• **Try it**
Nothing but the text of the records belongs in your answer: repeat all of it exactly and leave out the images.

[App and web page records]
++++++

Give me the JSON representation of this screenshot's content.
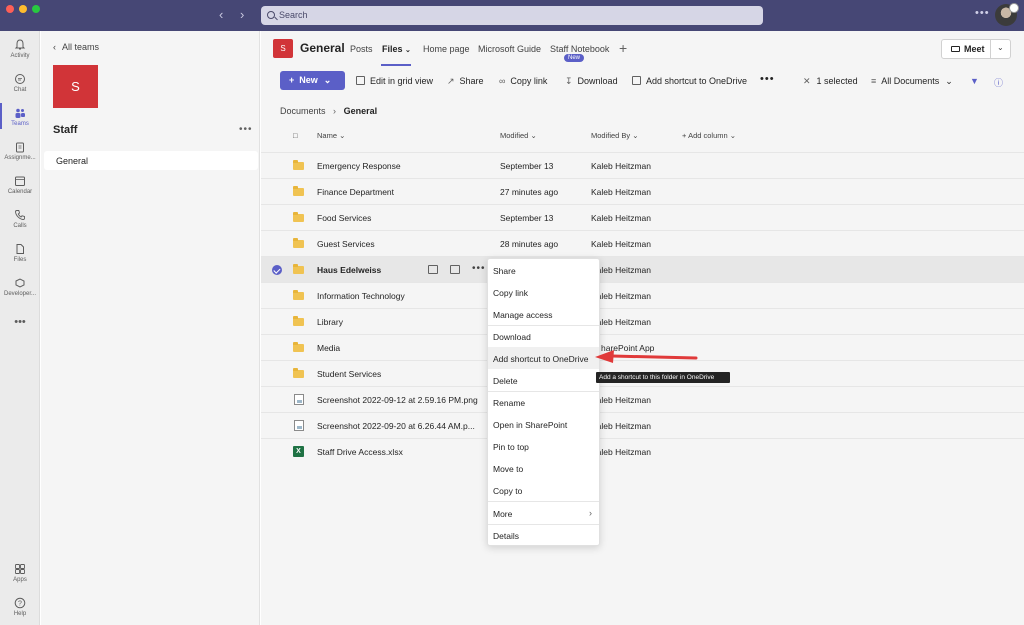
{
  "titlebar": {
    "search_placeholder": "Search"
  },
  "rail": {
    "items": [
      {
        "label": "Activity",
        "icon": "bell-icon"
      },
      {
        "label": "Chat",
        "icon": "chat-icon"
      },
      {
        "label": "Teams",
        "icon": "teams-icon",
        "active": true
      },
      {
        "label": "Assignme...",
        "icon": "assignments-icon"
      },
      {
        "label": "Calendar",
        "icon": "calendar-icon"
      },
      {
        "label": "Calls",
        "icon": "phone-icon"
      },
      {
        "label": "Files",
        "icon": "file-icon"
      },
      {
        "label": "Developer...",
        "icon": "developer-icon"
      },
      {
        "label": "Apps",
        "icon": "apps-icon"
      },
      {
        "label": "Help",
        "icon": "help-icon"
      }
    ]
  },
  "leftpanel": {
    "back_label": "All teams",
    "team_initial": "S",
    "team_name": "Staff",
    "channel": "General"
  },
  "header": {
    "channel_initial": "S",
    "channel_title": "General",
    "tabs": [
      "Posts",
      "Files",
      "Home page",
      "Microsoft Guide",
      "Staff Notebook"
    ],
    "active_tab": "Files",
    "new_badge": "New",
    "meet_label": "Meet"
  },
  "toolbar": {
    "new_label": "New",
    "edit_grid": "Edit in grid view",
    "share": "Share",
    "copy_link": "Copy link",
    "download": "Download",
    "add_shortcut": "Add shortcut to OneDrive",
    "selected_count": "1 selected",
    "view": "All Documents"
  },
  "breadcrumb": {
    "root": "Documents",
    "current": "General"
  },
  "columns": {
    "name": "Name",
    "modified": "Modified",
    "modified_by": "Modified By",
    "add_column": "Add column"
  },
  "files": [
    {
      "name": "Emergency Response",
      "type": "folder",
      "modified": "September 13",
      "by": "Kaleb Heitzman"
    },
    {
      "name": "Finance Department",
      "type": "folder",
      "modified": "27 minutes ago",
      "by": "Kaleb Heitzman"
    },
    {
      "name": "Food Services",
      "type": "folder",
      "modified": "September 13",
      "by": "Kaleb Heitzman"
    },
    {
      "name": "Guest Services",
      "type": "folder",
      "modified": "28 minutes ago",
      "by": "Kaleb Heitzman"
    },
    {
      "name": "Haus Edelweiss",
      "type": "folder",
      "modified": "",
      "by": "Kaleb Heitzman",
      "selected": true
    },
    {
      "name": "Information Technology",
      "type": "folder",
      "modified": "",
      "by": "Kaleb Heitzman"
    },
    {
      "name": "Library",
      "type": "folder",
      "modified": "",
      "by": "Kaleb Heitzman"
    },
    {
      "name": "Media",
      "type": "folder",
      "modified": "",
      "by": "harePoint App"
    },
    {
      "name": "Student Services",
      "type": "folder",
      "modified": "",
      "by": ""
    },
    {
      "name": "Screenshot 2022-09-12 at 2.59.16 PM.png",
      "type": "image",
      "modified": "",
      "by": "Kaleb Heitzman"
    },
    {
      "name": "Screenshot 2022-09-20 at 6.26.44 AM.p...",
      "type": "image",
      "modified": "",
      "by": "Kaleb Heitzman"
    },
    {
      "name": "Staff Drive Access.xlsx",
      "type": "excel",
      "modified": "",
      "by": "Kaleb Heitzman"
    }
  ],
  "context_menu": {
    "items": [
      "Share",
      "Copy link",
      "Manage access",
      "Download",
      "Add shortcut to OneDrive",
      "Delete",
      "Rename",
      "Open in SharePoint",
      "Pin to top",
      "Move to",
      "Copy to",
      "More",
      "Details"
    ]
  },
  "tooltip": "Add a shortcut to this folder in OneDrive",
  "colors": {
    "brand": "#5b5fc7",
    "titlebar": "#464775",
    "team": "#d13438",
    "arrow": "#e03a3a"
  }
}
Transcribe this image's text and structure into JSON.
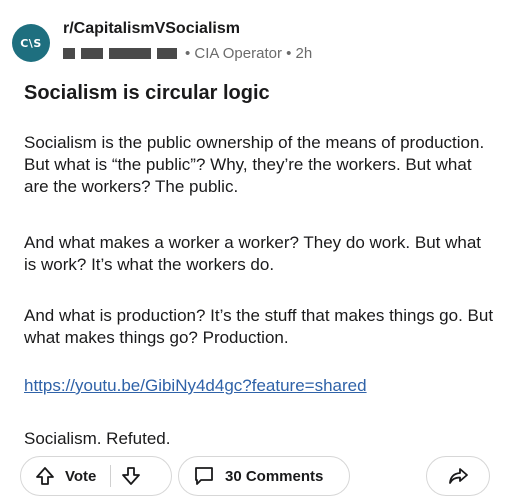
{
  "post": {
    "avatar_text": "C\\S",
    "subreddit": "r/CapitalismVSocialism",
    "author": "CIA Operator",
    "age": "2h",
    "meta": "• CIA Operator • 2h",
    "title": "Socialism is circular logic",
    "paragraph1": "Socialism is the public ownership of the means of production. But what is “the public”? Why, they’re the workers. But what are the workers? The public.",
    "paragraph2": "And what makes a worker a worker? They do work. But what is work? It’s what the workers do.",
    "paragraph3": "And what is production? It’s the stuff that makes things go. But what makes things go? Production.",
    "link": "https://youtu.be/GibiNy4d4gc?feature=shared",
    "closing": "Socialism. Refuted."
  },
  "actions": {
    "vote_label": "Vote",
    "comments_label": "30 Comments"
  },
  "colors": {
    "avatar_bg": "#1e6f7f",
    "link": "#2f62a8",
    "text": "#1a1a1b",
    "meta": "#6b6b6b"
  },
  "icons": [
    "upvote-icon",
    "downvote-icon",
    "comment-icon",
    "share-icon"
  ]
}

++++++

• **Exercise response**
Give me the JSON representation of this screenshot's content.
{
  "titlebar": {
    "search_placeholder": "Search"
  },
  "rail": {
    "items": [
      {
        "label": "Activity",
        "icon": "bell-icon"
      },
      {
        "label": "Chat",
        "icon": "chat-icon"
      },
      {
        "label": "Teams",
        "icon": "teams-icon",
        "active": true
      },
      {
        "label": "Assignme...",
        "icon": "assignments-icon"
      },
      {
        "label": "Calendar",
        "icon": "calendar-icon"
      },
      {
        "label": "Calls",
        "icon": "phone-icon"
      },
      {
        "label": "Files",
        "icon": "file-icon"
      },
      {
        "label": "Developer...",
        "icon": "developer-icon"
      },
      {
        "label": "Apps",
        "icon": "apps-icon"
      },
      {
        "label": "Help",
        "icon": "help-icon"
      }
    ]
  },
  "leftpanel": {
    "back_label": "All teams",
    "team_initial": "S",
    "team_name": "Staff",
    "channel": "General"
  },
  "header": {
    "channel_initial": "S",
    "channel_title": "General",
    "tabs": [
      "Posts",
      "Files",
      "Home page",
      "Microsoft Guide",
      "Staff Notebook"
    ],
    "active_tab": "Files",
    "new_badge": "New",
    "meet_label": "Meet"
  },
  "toolbar": {
    "new_label": "New",
    "edit_grid": "Edit in grid view",
    "share": "Share",
    "copy_link": "Copy link",
    "download": "Download",
    "add_shortcut": "Add shortcut to OneDrive",
    "selected_count": "1 selected",
    "view": "All Documents"
  },
  "breadcrumb": {
    "root": "Documents",
    "current": "General"
  },
  "columns": {
    "name": "Name",
    "modified": "Modified",
    "modified_by": "Modified By",
    "add_column": "Add column"
  },
  "files": [
    {
      "name": "Emergency Response",
      "type": "folder",
      "modified": "September 13",
      "by": "Kaleb Heitzman"
    },
    {
      "name": "Finance Department",
      "type": "folder",
      "modified": "27 minutes ago",
      "by": "Kaleb Heitzman"
    },
    {
      "name": "Food Services",
      "type": "folder",
      "modified": "September 13",
      "by": "Kaleb Heitzman"
    },
    {
      "name": "Guest Services",
      "type": "folder",
      "modified": "28 minutes ago",
      "by": "Kaleb Heitzman"
    },
    {
      "name": "Haus Edelweiss",
      "type": "folder",
      "modified": "",
      "by": "Kaleb Heitzman",
      "selected": true
    },
    {
      "name": "Information Technology",
      "type": "folder",
      "modified": "",
      "by": "Kaleb Heitzman"
    },
    {
      "name": "Library",
      "type": "folder",
      "modified": "",
      "by": "Kaleb Heitzman"
    },
    {
      "name": "Media",
      "type": "folder",
      "modified": "",
      "by": "harePoint App"
    },
    {
      "name": "Student Services",
      "type": "folder",
      "modified": "",
      "by": ""
    },
    {
      "name": "Screenshot 2022-09-12 at 2.59.16 PM.png",
      "type": "image",
      "modified": "",
      "by": "Kaleb Heitzman"
    },
    {
      "name": "Screenshot 2022-09-20 at 6.26.44 AM.p...",
      "type": "image",
      "modified": "",
      "by": "Kaleb Heitzman"
    },
    {
      "name": "Staff Drive Access.xlsx",
      "type": "excel",
      "modified": "",
      "by": "Kaleb Heitzman"
    }
  ],
  "context_menu": {
    "items": [
      "Share",
      "Copy link",
      "Manage access",
      "Download",
      "Add shortcut to OneDrive",
      "Delete",
      "Rename",
      "Open in SharePoint",
      "Pin to top",
      "Move to",
      "Copy to",
      "More",
      "Details"
    ]
  },
  "tooltip": "Add a shortcut to this folder in OneDrive",
  "colors": {
    "brand": "#5b5fc7",
    "titlebar": "#464775",
    "team": "#d13438",
    "arrow": "#e03a3a"
  }
}
Transcribe this image's text and structure into JSON.
{
  "post": {
    "avatar_text": "C\\S",
    "subreddit": "r/CapitalismVSocialism",
    "author": "CIA Operator",
    "age": "2h",
    "meta": "• CIA Operator • 2h",
    "title": "Socialism is circular logic",
    "paragraph1": "Socialism is the public ownership of the means of production. But what is “the public”? Why, they’re the workers. But what are the workers? The public.",
    "paragraph2": "And what makes a worker a worker? They do work. But what is work? It’s what the workers do.",
    "paragraph3": "And what is production? It’s the stuff that makes things go. But what makes things go? Production.",
    "link": "https://youtu.be/GibiNy4d4gc?feature=shared",
    "closing": "Socialism. Refuted."
  },
  "actions": {
    "vote_label": "Vote",
    "comments_label": "30 Comments"
  },
  "colors": {
    "avatar_bg": "#1e6f7f",
    "link": "#2f62a8",
    "text": "#1a1a1b",
    "meta": "#6b6b6b"
  },
  "icons": [
    "upvote-icon",
    "downvote-icon",
    "comment-icon",
    "share-icon"
  ]
}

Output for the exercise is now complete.